▶ Recorded data:
# # # # #
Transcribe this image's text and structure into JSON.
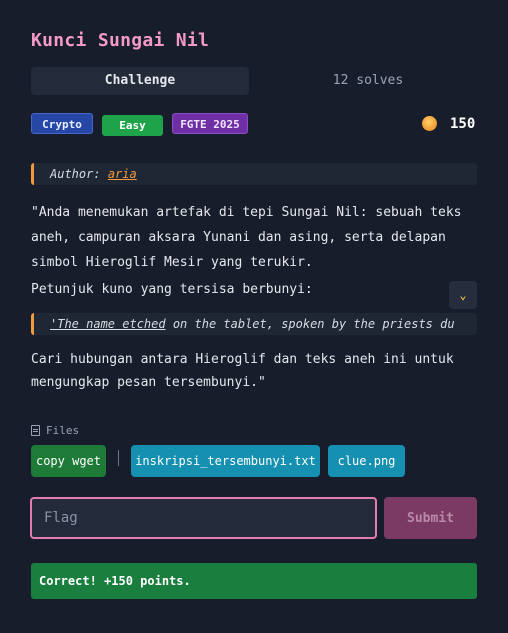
{
  "challenge": {
    "title": "Kunci Sungai Nil",
    "tabs": {
      "challenge": "Challenge",
      "solves": "12 solves"
    },
    "tags": [
      "Crypto",
      "Easy",
      "FGTE 2025"
    ],
    "points": "150",
    "author_label": "Author:",
    "author_name": "aria",
    "description": {
      "line1": "\"Anda menemukan artefak di tepi Sungai Nil: sebuah teks",
      "line2": "aneh, campuran aksara Yunani dan asing, serta delapan",
      "line3": "simbol Hieroglif Mesir yang terukir.",
      "hint_intro": "Petunjuk kuno yang tersisa berbunyi:",
      "quote_underlined": "'The name etched",
      "quote_rest": " on the tablet, spoken by the priests du",
      "outro1": "Cari hubungan antara Hieroglif dan teks aneh ini untuk",
      "outro2": "mengungkap pesan tersembunyi.\""
    },
    "files_label": "Files",
    "files": [
      "copy wget",
      "inskripsi_tersembunyi.txt",
      "clue.png"
    ],
    "flag_placeholder": "Flag",
    "submit_label": "Submit",
    "result": "Correct! +150 points."
  },
  "colors": {
    "title": "#f39ac7",
    "accent": "#f29a3f",
    "success": "#1a7e3e",
    "file_button": "#1690b0"
  }
}
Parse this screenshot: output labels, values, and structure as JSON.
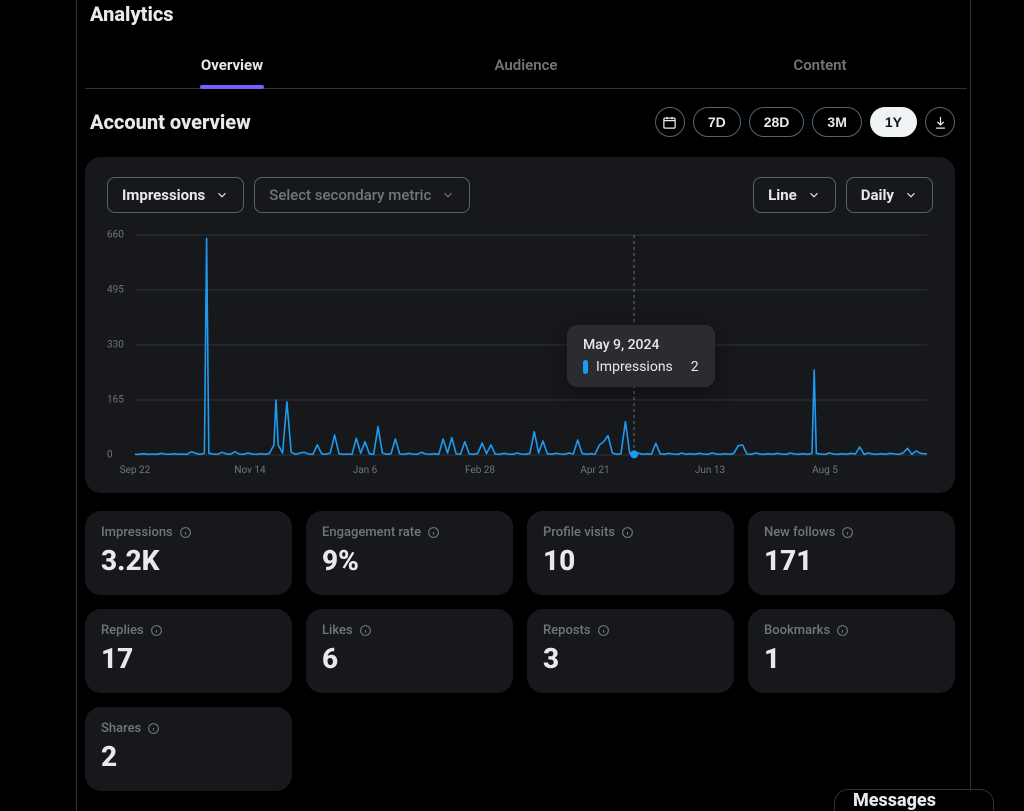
{
  "page_title": "Analytics",
  "tabs": {
    "overview": "Overview",
    "audience": "Audience",
    "content": "Content",
    "active": "overview"
  },
  "section_title": "Account overview",
  "date_ranges": [
    "7D",
    "28D",
    "3M",
    "1Y"
  ],
  "date_range_active": "1Y",
  "metric_selector": {
    "label": "Impressions"
  },
  "secondary_selector": {
    "placeholder": "Select secondary metric"
  },
  "chart_type": {
    "label": "Line"
  },
  "granularity": {
    "label": "Daily"
  },
  "tooltip": {
    "date": "May 9, 2024",
    "metric": "Impressions",
    "value": "2"
  },
  "stats": {
    "impressions": {
      "label": "Impressions",
      "value": "3.2K"
    },
    "engagement_rate": {
      "label": "Engagement rate",
      "value": "9%"
    },
    "profile_visits": {
      "label": "Profile visits",
      "value": "10"
    },
    "new_follows": {
      "label": "New follows",
      "value": "171"
    },
    "replies": {
      "label": "Replies",
      "value": "17"
    },
    "likes": {
      "label": "Likes",
      "value": "6"
    },
    "reposts": {
      "label": "Reposts",
      "value": "3"
    },
    "bookmarks": {
      "label": "Bookmarks",
      "value": "1"
    },
    "shares": {
      "label": "Shares",
      "value": "2"
    }
  },
  "messages_label": "Messages",
  "chart_data": {
    "type": "line",
    "title": "",
    "xlabel": "",
    "ylabel": "",
    "ylim": [
      0,
      660
    ],
    "y_ticks": [
      0,
      165,
      330,
      495,
      660
    ],
    "x_tick_labels": [
      "Sep 22",
      "Nov 14",
      "Jan 6",
      "Feb 28",
      "Apr 21",
      "Jun 13",
      "Aug 5"
    ],
    "x_tick_positions": [
      0,
      53,
      106,
      159,
      212,
      265,
      318
    ],
    "x_range": [
      0,
      365
    ],
    "hover_index": 230,
    "series": [
      {
        "name": "Impressions",
        "color": "#1d9bf0",
        "x": [
          0,
          2,
          4,
          6,
          8,
          10,
          12,
          14,
          16,
          18,
          20,
          22,
          24,
          26,
          28,
          30,
          32,
          33,
          34,
          36,
          38,
          40,
          42,
          44,
          46,
          48,
          50,
          52,
          54,
          56,
          58,
          60,
          62,
          64,
          65,
          66,
          68,
          70,
          72,
          74,
          76,
          78,
          80,
          82,
          84,
          86,
          88,
          90,
          92,
          94,
          96,
          98,
          100,
          102,
          104,
          106,
          108,
          110,
          112,
          114,
          116,
          118,
          120,
          122,
          124,
          126,
          128,
          130,
          132,
          134,
          136,
          138,
          140,
          142,
          144,
          146,
          148,
          150,
          152,
          154,
          156,
          158,
          160,
          162,
          164,
          166,
          168,
          170,
          172,
          174,
          176,
          178,
          180,
          182,
          184,
          186,
          188,
          190,
          192,
          194,
          196,
          198,
          200,
          202,
          204,
          206,
          208,
          210,
          212,
          214,
          216,
          218,
          220,
          222,
          224,
          226,
          228,
          230,
          232,
          234,
          236,
          238,
          240,
          242,
          244,
          246,
          248,
          250,
          252,
          254,
          256,
          258,
          260,
          262,
          264,
          266,
          268,
          270,
          272,
          274,
          276,
          278,
          280,
          282,
          284,
          286,
          288,
          290,
          292,
          294,
          296,
          298,
          300,
          302,
          304,
          306,
          308,
          310,
          312,
          313,
          314,
          316,
          318,
          320,
          322,
          324,
          326,
          328,
          330,
          332,
          334,
          336,
          338,
          340,
          342,
          344,
          346,
          348,
          350,
          352,
          354,
          356,
          358,
          360,
          362,
          365
        ],
        "values": [
          2,
          2,
          4,
          2,
          3,
          2,
          5,
          3,
          2,
          4,
          2,
          3,
          2,
          10,
          5,
          2,
          5,
          650,
          5,
          3,
          2,
          8,
          4,
          2,
          10,
          3,
          2,
          6,
          3,
          2,
          4,
          2,
          5,
          30,
          165,
          30,
          6,
          160,
          8,
          2,
          6,
          8,
          3,
          2,
          30,
          4,
          2,
          6,
          60,
          4,
          2,
          3,
          2,
          50,
          5,
          40,
          4,
          2,
          85,
          6,
          2,
          4,
          48,
          3,
          2,
          5,
          3,
          2,
          8,
          3,
          2,
          4,
          2,
          48,
          6,
          52,
          4,
          2,
          40,
          3,
          2,
          5,
          36,
          4,
          30,
          3,
          2,
          5,
          3,
          2,
          6,
          3,
          2,
          5,
          70,
          6,
          42,
          4,
          2,
          5,
          3,
          2,
          6,
          3,
          45,
          5,
          2,
          4,
          2,
          30,
          40,
          58,
          6,
          2,
          4,
          100,
          5,
          2,
          6,
          2,
          4,
          2,
          35,
          4,
          2,
          5,
          3,
          2,
          6,
          2,
          4,
          2,
          5,
          3,
          2,
          6,
          3,
          2,
          4,
          2,
          5,
          28,
          30,
          3,
          2,
          6,
          3,
          2,
          4,
          2,
          5,
          3,
          2,
          6,
          3,
          2,
          4,
          2,
          5,
          255,
          5,
          3,
          2,
          6,
          3,
          2,
          4,
          2,
          5,
          3,
          24,
          2,
          6,
          3,
          2,
          4,
          2,
          5,
          3,
          2,
          6,
          20,
          2,
          12,
          5,
          3
        ]
      }
    ]
  }
}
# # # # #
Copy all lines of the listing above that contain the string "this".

Transcribe this image's text and structure into JSON.
Parse this screenshot: output labels, values, and structure as JSON.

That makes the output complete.